From the entries below, copy every line where the string "JSON" appears.
------------------------
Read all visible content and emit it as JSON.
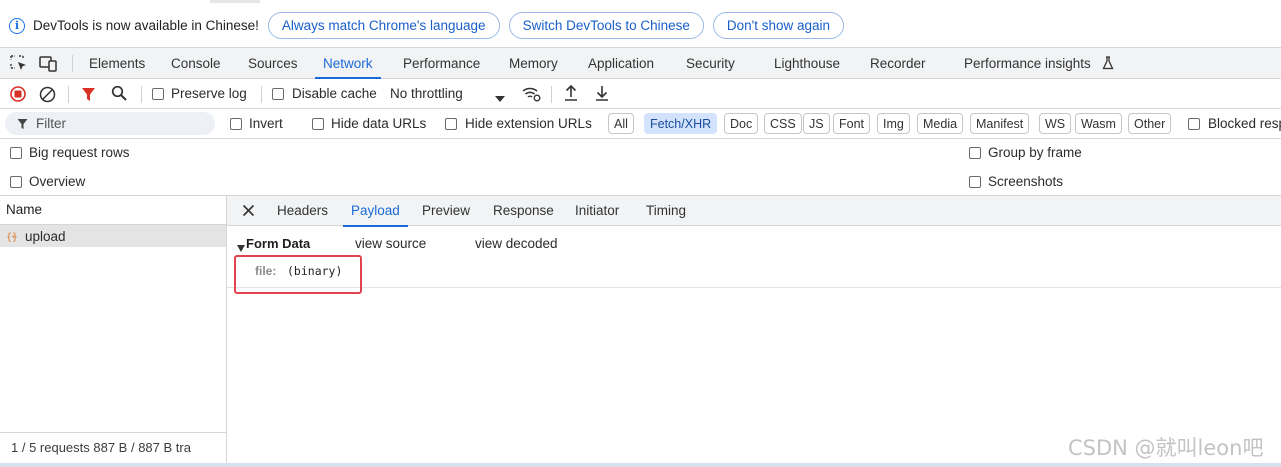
{
  "infobar": {
    "message": "DevTools is now available in Chinese!",
    "buttons": [
      "Always match Chrome's language",
      "Switch DevTools to Chinese",
      "Don't show again"
    ]
  },
  "main_tabs": [
    "Elements",
    "Console",
    "Sources",
    "Network",
    "Performance",
    "Memory",
    "Application",
    "Security",
    "Lighthouse",
    "Recorder",
    "Performance insights"
  ],
  "active_main_tab": "Network",
  "toolbar": {
    "preserve_log": "Preserve log",
    "disable_cache": "Disable cache",
    "throttling": "No throttling"
  },
  "filter": {
    "placeholder": "Filter",
    "invert": "Invert",
    "hide_data_urls": "Hide data URLs",
    "hide_extension_urls": "Hide extension URLs",
    "types": [
      "All",
      "Fetch/XHR",
      "Doc",
      "CSS",
      "JS",
      "Font",
      "Img",
      "Media",
      "Manifest",
      "WS",
      "Wasm",
      "Other"
    ],
    "active_type": "Fetch/XHR",
    "blocked": "Blocked resp"
  },
  "options": {
    "big_request_rows": "Big request rows",
    "overview": "Overview",
    "group_by_frame": "Group by frame",
    "screenshots": "Screenshots"
  },
  "request_list": {
    "header": "Name",
    "items": [
      {
        "name": "upload",
        "icon": "xhr-icon"
      }
    ],
    "status": "1 / 5 requests    887 B / 887 B tra"
  },
  "detail": {
    "tabs": [
      "Headers",
      "Payload",
      "Preview",
      "Response",
      "Initiator",
      "Timing"
    ],
    "active_tab": "Payload",
    "section_title": "Form Data",
    "view_source": "view source",
    "view_decoded": "view decoded",
    "field_key": "file:",
    "field_value": "(binary)"
  },
  "watermark": "CSDN @就叫leon吧",
  "colors": {
    "accent": "#1a73e8",
    "record_red": "#d93025",
    "highlight_box": "#e0454f"
  }
}
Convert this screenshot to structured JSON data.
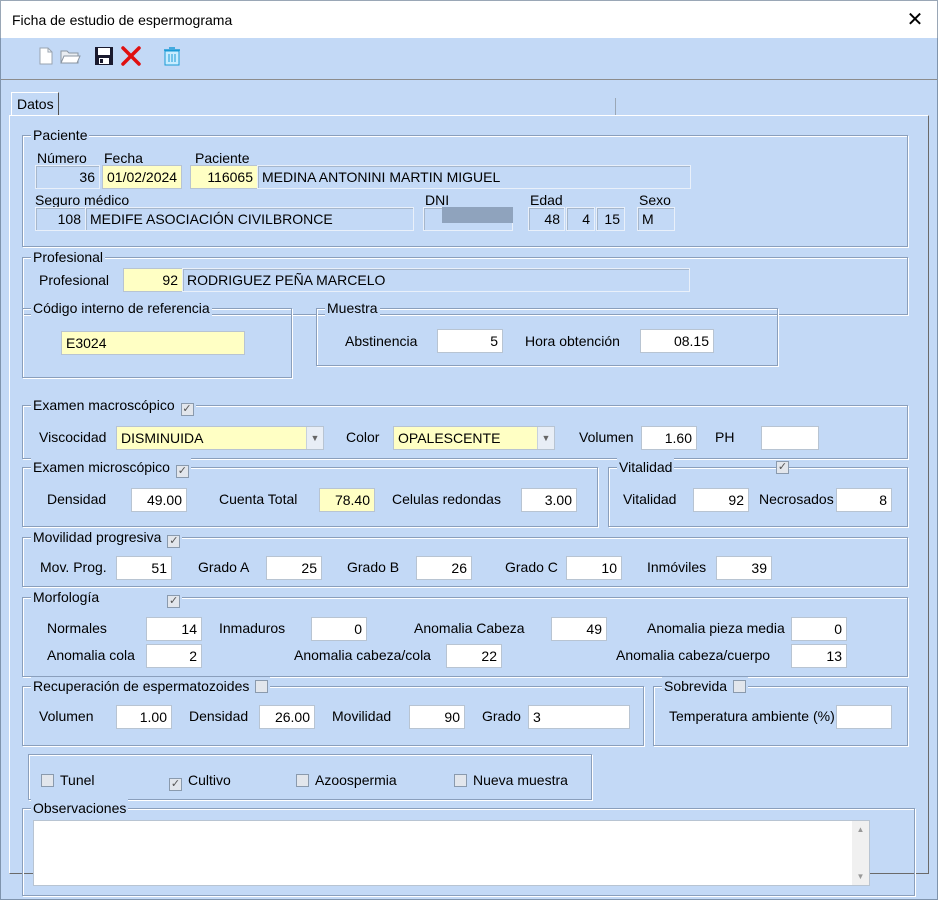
{
  "window": {
    "title": "Ficha de estudio de espermograma",
    "close_symbol": "✕"
  },
  "toolbar": {
    "icons": [
      "new-document-icon",
      "open-folder-icon",
      "save-icon",
      "delete-icon",
      "trash-icon"
    ]
  },
  "tabs": [
    {
      "label": "Datos"
    }
  ],
  "paciente": {
    "legend": "Paciente",
    "numero_label": "Número",
    "numero": "36",
    "fecha_label": "Fecha",
    "fecha": "01/02/2024",
    "paciente_label": "Paciente",
    "paciente_id": "116065",
    "nombre": "MEDINA ANTONINI MARTIN MIGUEL",
    "seguro_label": "Seguro médico",
    "seguro_id": "108",
    "seguro_nombre": "MEDIFE ASOCIACIÓN CIVILBRONCE",
    "dni_label": "DNI",
    "edad_label": "Edad",
    "edad_anios": "48",
    "edad_meses": "4",
    "edad_dias": "15",
    "sexo_label": "Sexo",
    "sexo": "M"
  },
  "profesional": {
    "legend": "Profesional",
    "label": "Profesional",
    "id": "92",
    "nombre": "RODRIGUEZ PEÑA MARCELO"
  },
  "codigo": {
    "legend": "Código interno de referencia",
    "value": "E3024"
  },
  "muestra": {
    "legend": "Muestra",
    "abstinencia_label": "Abstinencia",
    "abstinencia": "5",
    "hora_label": "Hora obtención",
    "hora": "08.15"
  },
  "macro": {
    "legend": "Examen macroscópico",
    "checked": "✓",
    "viscocidad_label": "Viscocidad",
    "viscocidad": "DISMINUIDA",
    "color_label": "Color",
    "color": "OPALESCENTE",
    "volumen_label": "Volumen",
    "volumen": "1.60",
    "ph_label": "PH",
    "ph": ""
  },
  "micro": {
    "legend": "Examen microscópico",
    "checked": "✓",
    "densidad_label": "Densidad",
    "densidad": "49.00",
    "cuenta_label": "Cuenta Total",
    "cuenta": "78.40",
    "celulas_label": "Celulas redondas",
    "celulas": "3.00"
  },
  "vitalidad": {
    "legend": "Vitalidad",
    "checked": "✓",
    "vitalidad_label": "Vitalidad",
    "vitalidad": "92",
    "necrosados_label": "Necrosados",
    "necrosados": "8"
  },
  "movilidad": {
    "legend": "Movilidad progresiva",
    "checked": "✓",
    "mov_label": "Mov. Prog.",
    "mov": "51",
    "a_label": "Grado A",
    "a": "25",
    "b_label": "Grado B",
    "b": "26",
    "c_label": "Grado C",
    "c": "10",
    "inm_label": "Inmóviles",
    "inm": "39"
  },
  "morfologia": {
    "legend": "Morfología",
    "checked": "✓",
    "normales_label": "Normales",
    "normales": "14",
    "inmaduros_label": "Inmaduros",
    "inmaduros": "0",
    "cabeza_label": "Anomalia Cabeza",
    "cabeza": "49",
    "pieza_label": "Anomalia pieza media",
    "pieza": "0",
    "cola_label": "Anomalia cola",
    "cola": "2",
    "cabcola_label": "Anomalia cabeza/cola",
    "cabcola": "22",
    "cabcuerpo_label": "Anomalia cabeza/cuerpo",
    "cabcuerpo": "13"
  },
  "recuperacion": {
    "legend": "Recuperación de espermatozoides",
    "volumen_label": "Volumen",
    "volumen": "1.00",
    "densidad_label": "Densidad",
    "densidad": "26.00",
    "movilidad_label": "Movilidad",
    "movilidad": "90",
    "grado_label": "Grado",
    "grado": "3"
  },
  "sobrevida": {
    "legend": "Sobrevida",
    "temp_label": "Temperatura ambiente (%)",
    "temp": ""
  },
  "opciones": {
    "tunel": "Tunel",
    "cultivo": "Cultivo",
    "cultivo_checked": "✓",
    "azoospermia": "Azoospermia",
    "nueva": "Nueva muestra"
  },
  "observaciones": {
    "legend": "Observaciones",
    "value": ""
  }
}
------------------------
## EXERCISE RESPONSE
Read all visible content and emit it as JSON.
Convert this screenshot to structured JSON data.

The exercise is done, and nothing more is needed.